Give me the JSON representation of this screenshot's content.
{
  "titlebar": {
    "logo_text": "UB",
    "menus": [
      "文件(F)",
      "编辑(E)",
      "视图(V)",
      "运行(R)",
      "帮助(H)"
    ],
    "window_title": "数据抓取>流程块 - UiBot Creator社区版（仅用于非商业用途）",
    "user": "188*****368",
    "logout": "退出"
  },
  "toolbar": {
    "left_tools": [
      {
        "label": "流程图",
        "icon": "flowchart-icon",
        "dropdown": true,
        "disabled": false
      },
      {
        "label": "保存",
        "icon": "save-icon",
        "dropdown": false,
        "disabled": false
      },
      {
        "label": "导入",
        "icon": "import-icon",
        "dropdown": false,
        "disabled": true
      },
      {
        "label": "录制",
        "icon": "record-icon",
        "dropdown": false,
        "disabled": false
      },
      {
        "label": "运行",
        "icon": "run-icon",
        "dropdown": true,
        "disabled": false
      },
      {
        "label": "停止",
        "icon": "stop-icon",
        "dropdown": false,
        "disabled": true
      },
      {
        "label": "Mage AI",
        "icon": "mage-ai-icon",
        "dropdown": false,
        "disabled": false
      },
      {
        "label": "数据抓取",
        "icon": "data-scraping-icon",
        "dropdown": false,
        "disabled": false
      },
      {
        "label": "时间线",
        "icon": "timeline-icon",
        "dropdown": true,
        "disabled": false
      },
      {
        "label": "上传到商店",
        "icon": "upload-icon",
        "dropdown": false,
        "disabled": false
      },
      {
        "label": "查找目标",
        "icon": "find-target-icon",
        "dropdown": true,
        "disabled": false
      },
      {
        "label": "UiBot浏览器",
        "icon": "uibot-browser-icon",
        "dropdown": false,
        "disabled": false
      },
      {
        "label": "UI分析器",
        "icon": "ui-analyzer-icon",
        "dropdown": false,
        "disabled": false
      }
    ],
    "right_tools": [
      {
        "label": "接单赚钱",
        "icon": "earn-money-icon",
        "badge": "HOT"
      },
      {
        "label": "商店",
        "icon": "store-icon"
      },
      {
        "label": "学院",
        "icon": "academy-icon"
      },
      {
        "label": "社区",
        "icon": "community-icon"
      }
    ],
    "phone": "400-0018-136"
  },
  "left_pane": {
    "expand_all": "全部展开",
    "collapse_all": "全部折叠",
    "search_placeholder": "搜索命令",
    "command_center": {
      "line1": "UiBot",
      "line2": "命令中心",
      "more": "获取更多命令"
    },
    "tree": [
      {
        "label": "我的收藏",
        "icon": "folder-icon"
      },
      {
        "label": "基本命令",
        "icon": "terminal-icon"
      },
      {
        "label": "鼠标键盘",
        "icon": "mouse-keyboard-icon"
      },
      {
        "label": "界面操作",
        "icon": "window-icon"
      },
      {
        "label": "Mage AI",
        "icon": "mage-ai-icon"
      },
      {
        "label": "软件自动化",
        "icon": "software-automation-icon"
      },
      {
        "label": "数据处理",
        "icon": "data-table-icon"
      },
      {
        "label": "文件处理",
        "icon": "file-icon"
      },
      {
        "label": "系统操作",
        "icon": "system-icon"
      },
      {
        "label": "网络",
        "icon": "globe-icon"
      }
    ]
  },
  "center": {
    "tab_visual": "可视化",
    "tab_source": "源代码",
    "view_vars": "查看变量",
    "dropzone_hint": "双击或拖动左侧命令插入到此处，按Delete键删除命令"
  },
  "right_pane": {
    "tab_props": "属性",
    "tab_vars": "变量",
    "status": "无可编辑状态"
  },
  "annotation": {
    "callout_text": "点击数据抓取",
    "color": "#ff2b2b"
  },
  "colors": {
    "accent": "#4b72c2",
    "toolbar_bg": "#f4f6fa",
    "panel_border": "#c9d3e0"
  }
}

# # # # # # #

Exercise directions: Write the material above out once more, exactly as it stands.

Written reply:
Give me the JSON representation of this screenshot's content.
{
  "titlebar": {
    "logo_text": "UB",
    "menus": [
      "文件(F)",
      "编辑(E)",
      "视图(V)",
      "运行(R)",
      "帮助(H)"
    ],
    "window_title": "数据抓取>流程块 - UiBot Creator社区版（仅用于非商业用途）",
    "user": "188*****368",
    "logout": "退出"
  },
  "toolbar": {
    "left_tools": [
      {
        "label": "流程图",
        "icon": "flowchart-icon",
        "dropdown": true,
        "disabled": false
      },
      {
        "label": "保存",
        "icon": "save-icon",
        "dropdown": false,
        "disabled": false
      },
      {
        "label": "导入",
        "icon": "import-icon",
        "dropdown": false,
        "disabled": true
      },
      {
        "label": "录制",
        "icon": "record-icon",
        "dropdown": false,
        "disabled": false
      },
      {
        "label": "运行",
        "icon": "run-icon",
        "dropdown": true,
        "disabled": false
      },
      {
        "label": "停止",
        "icon": "stop-icon",
        "dropdown": false,
        "disabled": true
      },
      {
        "label": "Mage AI",
        "icon": "mage-ai-icon",
        "dropdown": false,
        "disabled": false
      },
      {
        "label": "数据抓取",
        "icon": "data-scraping-icon",
        "dropdown": false,
        "disabled": false
      },
      {
        "label": "时间线",
        "icon": "timeline-icon",
        "dropdown": true,
        "disabled": false
      },
      {
        "label": "上传到商店",
        "icon": "upload-icon",
        "dropdown": false,
        "disabled": false
      },
      {
        "label": "查找目标",
        "icon": "find-target-icon",
        "dropdown": true,
        "disabled": false
      },
      {
        "label": "UiBot浏览器",
        "icon": "uibot-browser-icon",
        "dropdown": false,
        "disabled": false
      },
      {
        "label": "UI分析器",
        "icon": "ui-analyzer-icon",
        "dropdown": false,
        "disabled": false
      }
    ],
    "right_tools": [
      {
        "label": "接单赚钱",
        "icon": "earn-money-icon",
        "badge": "HOT"
      },
      {
        "label": "商店",
        "icon": "store-icon"
      },
      {
        "label": "学院",
        "icon": "academy-icon"
      },
      {
        "label": "社区",
        "icon": "community-icon"
      }
    ],
    "phone": "400-0018-136"
  },
  "left_pane": {
    "expand_all": "全部展开",
    "collapse_all": "全部折叠",
    "search_placeholder": "搜索命令",
    "command_center": {
      "line1": "UiBot",
      "line2": "命令中心",
      "more": "获取更多命令"
    },
    "tree": [
      {
        "label": "我的收藏",
        "icon": "folder-icon"
      },
      {
        "label": "基本命令",
        "icon": "terminal-icon"
      },
      {
        "label": "鼠标键盘",
        "icon": "mouse-keyboard-icon"
      },
      {
        "label": "界面操作",
        "icon": "window-icon"
      },
      {
        "label": "Mage AI",
        "icon": "mage-ai-icon"
      },
      {
        "label": "软件自动化",
        "icon": "software-automation-icon"
      },
      {
        "label": "数据处理",
        "icon": "data-table-icon"
      },
      {
        "label": "文件处理",
        "icon": "file-icon"
      },
      {
        "label": "系统操作",
        "icon": "system-icon"
      },
      {
        "label": "网络",
        "icon": "globe-icon"
      }
    ]
  },
  "center": {
    "tab_visual": "可视化",
    "tab_source": "源代码",
    "view_vars": "查看变量",
    "dropzone_hint": "双击或拖动左侧命令插入到此处，按Delete键删除命令"
  },
  "right_pane": {
    "tab_props": "属性",
    "tab_vars": "变量",
    "status": "无可编辑状态"
  },
  "annotation": {
    "callout_text": "点击数据抓取",
    "color": "#ff2b2b"
  },
  "colors": {
    "accent": "#4b72c2",
    "toolbar_bg": "#f4f6fa",
    "panel_border": "#c9d3e0"
  }
}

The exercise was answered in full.